- Poor Tissue Repair During the deep state of Non REM sleep the body repairs and regenerates tissues, builds bone and muscle. If you’re training hard in the gym or carrying an injury its essential you get enough sleep to allow your body to carry out essential repairs & maintenance.
- Weight Gain This a double whammy. Sleeplessness not only slows down metabolism and makes you feel drowsy the next day (obviously). The increased feeling of sleepiness can predispose you to poor diet choice – preferring the glucose spike of sugary snacks over healthy meal.
- Forgetfulness Poor quality sleep inhibits the brain’s ability to transfer memories from the hippocampus (responsible for storing short term memory) to the prefrontal cortex (responsible for filing these short term memories away as long term memories). That means that poor sleep equates to poor memory.
- Depression Depression can be directly caused from a lack of sleep. Equally a lack of sleep can lead to sleep anxiety. If you can’t sleep take heart that pre-industrial humans used to sleep in a bimodal sleep pattern. This involved waking for a few hours around 1am, doing chores or chatting quietly then going back off to sleep.
Insomnia may be natural, but it’s definitely not useful in modern society. So how best to get a good night’s sleep? Don’t eat too late, or drink too much, limit daytime naps, wake up at a regular time every day and three more of my favourite tips:
Exercise (& Relax)
Take time out of your day to exercise. Moderate exercise can help you fall asleep deeper and faster. Make sure you don’t do it too late though. Post exercise endorphin rushes don’t make sleeping any easier.
Make sure you have time to relax and process your day. If you rush into bed it’s likely you won’t have processed things that have happened through the day. This may make it more difficult to get off to sleep and increase your chances of a dream-disturbed sleep.
A bit extreme this one but try simulating pre-industrial life in your home. I don’t mean bringing your livestock into your house. Rather I mean keep all your lights off, all the time.
By depriving yourself of artificial light there’s a chance you can normalise your circadian rhythm and improve your sleep patterns.
Make Yourself Uncomfortable
If you wake through the night, don’t switch the TV on, don’t read a book or go to the kitchen to make a nice drink or snack. These are all subconscious rewards. Instead, punish yourself. Grab a boring book, get out of bed and find the draughtiest place in the house. Now stand and read your book until you’re bored and feel sleepy, then return back to bed.

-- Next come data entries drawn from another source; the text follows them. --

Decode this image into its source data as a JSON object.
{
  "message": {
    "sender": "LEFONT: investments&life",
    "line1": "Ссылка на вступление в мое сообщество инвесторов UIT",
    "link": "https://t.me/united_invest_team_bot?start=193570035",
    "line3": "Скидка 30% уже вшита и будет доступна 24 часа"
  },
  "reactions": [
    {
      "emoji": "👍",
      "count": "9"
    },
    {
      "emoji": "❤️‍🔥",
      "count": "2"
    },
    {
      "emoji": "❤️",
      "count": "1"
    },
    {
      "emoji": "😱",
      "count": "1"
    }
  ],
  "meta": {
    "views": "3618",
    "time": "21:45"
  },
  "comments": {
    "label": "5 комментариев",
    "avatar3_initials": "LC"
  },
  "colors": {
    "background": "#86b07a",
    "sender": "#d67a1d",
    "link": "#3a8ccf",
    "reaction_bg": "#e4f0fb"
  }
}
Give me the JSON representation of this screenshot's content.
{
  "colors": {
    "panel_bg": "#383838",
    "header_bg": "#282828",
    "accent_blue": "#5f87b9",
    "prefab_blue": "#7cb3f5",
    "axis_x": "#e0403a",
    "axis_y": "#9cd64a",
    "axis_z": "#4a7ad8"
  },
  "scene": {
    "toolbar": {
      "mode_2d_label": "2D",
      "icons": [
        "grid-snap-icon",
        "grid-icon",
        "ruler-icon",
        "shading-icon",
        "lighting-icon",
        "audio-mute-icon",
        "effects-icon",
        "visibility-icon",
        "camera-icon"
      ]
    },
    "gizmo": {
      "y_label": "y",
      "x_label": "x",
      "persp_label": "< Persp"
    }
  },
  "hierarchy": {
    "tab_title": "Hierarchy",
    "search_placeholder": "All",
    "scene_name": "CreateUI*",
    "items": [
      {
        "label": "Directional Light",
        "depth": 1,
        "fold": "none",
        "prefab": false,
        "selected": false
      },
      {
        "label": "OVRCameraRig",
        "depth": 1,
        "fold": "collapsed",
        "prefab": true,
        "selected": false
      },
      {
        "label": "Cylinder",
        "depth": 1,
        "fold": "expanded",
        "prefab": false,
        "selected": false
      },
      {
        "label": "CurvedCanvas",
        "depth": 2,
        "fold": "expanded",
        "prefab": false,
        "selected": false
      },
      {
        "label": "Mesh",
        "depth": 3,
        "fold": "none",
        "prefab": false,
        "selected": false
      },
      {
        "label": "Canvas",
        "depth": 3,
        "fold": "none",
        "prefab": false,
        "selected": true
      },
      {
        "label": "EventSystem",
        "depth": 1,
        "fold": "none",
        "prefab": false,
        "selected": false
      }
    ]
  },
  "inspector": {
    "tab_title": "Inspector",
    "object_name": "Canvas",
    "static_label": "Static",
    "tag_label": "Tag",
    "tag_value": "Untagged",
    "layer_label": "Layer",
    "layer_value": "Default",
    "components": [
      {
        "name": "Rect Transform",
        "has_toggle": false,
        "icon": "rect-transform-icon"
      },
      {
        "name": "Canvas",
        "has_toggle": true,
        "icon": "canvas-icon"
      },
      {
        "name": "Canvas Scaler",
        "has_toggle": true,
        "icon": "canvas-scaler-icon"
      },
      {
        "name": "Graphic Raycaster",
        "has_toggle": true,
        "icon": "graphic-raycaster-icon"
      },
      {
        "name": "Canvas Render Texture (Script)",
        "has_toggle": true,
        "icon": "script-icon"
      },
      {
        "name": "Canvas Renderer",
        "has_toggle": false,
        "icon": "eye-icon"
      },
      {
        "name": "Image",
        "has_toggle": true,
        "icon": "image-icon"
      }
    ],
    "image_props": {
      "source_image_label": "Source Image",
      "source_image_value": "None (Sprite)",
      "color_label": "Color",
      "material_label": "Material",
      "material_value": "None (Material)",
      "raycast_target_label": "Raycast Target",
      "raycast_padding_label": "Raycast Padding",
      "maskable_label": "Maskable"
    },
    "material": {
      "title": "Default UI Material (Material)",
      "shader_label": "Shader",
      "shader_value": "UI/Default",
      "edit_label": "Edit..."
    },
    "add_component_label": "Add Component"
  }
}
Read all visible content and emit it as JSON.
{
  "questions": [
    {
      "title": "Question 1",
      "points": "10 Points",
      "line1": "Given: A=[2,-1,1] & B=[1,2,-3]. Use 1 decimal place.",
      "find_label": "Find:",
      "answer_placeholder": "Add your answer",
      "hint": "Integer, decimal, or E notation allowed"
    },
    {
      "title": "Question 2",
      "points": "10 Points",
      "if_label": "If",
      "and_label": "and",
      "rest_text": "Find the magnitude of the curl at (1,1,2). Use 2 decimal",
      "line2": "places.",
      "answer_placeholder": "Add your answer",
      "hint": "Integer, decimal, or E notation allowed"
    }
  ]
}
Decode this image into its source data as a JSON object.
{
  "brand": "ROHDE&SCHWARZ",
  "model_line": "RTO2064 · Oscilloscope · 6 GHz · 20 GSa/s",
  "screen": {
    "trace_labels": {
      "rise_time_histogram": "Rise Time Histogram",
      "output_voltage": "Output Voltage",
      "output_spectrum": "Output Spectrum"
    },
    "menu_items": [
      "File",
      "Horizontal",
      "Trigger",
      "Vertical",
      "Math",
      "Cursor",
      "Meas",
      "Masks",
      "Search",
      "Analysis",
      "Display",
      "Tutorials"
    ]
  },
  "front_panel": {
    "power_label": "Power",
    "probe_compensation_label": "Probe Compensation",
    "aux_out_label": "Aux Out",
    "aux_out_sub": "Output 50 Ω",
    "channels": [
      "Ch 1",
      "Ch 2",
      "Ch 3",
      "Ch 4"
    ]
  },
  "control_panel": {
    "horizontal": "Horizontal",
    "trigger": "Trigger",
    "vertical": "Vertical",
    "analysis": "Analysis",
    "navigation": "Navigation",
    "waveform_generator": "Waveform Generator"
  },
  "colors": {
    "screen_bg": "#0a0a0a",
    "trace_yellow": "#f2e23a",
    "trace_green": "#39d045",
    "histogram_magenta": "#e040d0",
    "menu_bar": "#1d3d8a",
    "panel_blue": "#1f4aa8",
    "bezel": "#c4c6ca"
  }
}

And if none of this works why not follow the lead of radio 2 presenter Chris Evans and try acupuncture. He’s an avid fan and promoted its use for insomnia whilst working on Top Gear.